In my favorite line in the game, Zelda suggests she wait here while you go on adventuring. “It’s sort of a family tradition,” she mutters, before the sage advises her to come along as one boy can’t possibly do this alone. It’s here that the game carves out a new identity for itself; Zelda finally has a personality. She’s no longer the regal, kindred spirit of games yonder but a feisty, little girl who’s outraged at her current predicament of being without a body (you would be too, I think – Ed). For once, I actually cared about Zelda as a person.

As for the story, it remains the same as ever, something about the power of gratitude and friendship possessing magical properties that can be used to smite the powers of darkness, or evil, or something. It’s so vague and hazy that it shouldn’t resonate much, but it does thanks to the designers wisely deciding to show rather than tell most of the characters’ relationships. Link continues to not talk, but he and Zelda high five, hug, and in a moment that surprised me with its emotional resonance, held hands. The villain and overall plot are forgettable, but the moment to moment interaction between these characters is too adorable for words, renewing the series’ magic that was in danger of getting lost.

You’ve probably gathered by now that I really liked the game – a lot.
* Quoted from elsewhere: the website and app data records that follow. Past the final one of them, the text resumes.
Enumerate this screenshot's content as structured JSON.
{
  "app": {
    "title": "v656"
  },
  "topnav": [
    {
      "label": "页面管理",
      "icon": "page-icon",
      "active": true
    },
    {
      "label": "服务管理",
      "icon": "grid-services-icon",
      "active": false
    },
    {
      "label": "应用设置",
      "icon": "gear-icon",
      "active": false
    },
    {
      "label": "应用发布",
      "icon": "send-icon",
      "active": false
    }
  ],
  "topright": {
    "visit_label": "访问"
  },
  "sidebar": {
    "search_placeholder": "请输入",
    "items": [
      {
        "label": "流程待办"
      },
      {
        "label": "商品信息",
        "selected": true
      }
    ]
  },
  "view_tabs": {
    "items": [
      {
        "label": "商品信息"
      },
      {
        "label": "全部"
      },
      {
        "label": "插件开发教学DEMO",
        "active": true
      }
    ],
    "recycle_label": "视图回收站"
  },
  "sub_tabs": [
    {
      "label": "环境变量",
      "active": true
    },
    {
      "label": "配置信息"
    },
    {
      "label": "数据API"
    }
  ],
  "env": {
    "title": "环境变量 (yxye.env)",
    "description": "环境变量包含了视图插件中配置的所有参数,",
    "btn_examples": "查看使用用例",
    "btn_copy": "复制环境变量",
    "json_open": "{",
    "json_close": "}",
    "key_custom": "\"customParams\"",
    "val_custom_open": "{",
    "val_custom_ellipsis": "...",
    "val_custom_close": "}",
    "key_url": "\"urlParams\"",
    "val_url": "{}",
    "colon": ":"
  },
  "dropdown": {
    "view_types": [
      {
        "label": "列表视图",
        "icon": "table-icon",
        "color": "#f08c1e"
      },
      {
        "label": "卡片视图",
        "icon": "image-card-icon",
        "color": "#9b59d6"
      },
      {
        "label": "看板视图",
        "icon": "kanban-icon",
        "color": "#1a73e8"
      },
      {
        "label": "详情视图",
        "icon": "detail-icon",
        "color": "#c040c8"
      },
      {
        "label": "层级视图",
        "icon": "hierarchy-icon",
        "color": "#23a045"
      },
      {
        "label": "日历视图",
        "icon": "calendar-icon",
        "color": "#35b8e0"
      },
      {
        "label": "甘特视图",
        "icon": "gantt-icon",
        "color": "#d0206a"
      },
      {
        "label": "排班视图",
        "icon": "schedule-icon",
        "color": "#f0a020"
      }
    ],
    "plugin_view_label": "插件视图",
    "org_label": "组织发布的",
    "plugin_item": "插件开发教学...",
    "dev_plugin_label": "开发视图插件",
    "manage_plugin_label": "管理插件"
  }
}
But where should the series go from here? Even though I loved the game, there’s still room for improvement. I’m still not sold on the musical instrument thing, and I’m not sure that anyone would really miss rupees – the economy in these games has always felt a bit busted, and slashing shrubbery and breaking pots for currency just feels a bit rote by now. And the fact that the game has to explain what an item does every time you find it has always been a series bugbear. But these are fairly minute complaints and I’m not confident that they’re worth going back to fix.

Rather, I feel like they’ve taken the series about as far as it will go on these principles and that it’s time for another sea change. I wasn’t the biggest fan of Majora’s Mask, but I liked its melancholy tone, focus on side-characters, and its unique twist on the Zelda template — even if I found it wasn’t very fun (not unlike Ocarina’s Ocean Temple). But it’s been a decade since that game came out, so maybe they could use the lessons learned since to create a more engaging, playable Zelda adventure that picks up where the ideas of Majora’s Mask left off. If Spirit Tracks has proven anything it’s that you can’t make a masterpiece overnight. It takes several iterations to really perfect a solid formula. Innovation is great and all, but sometimes the best improvements are the subtlest and that’s something we shouldn’t take for granted.

Author: Jeffrey Matulef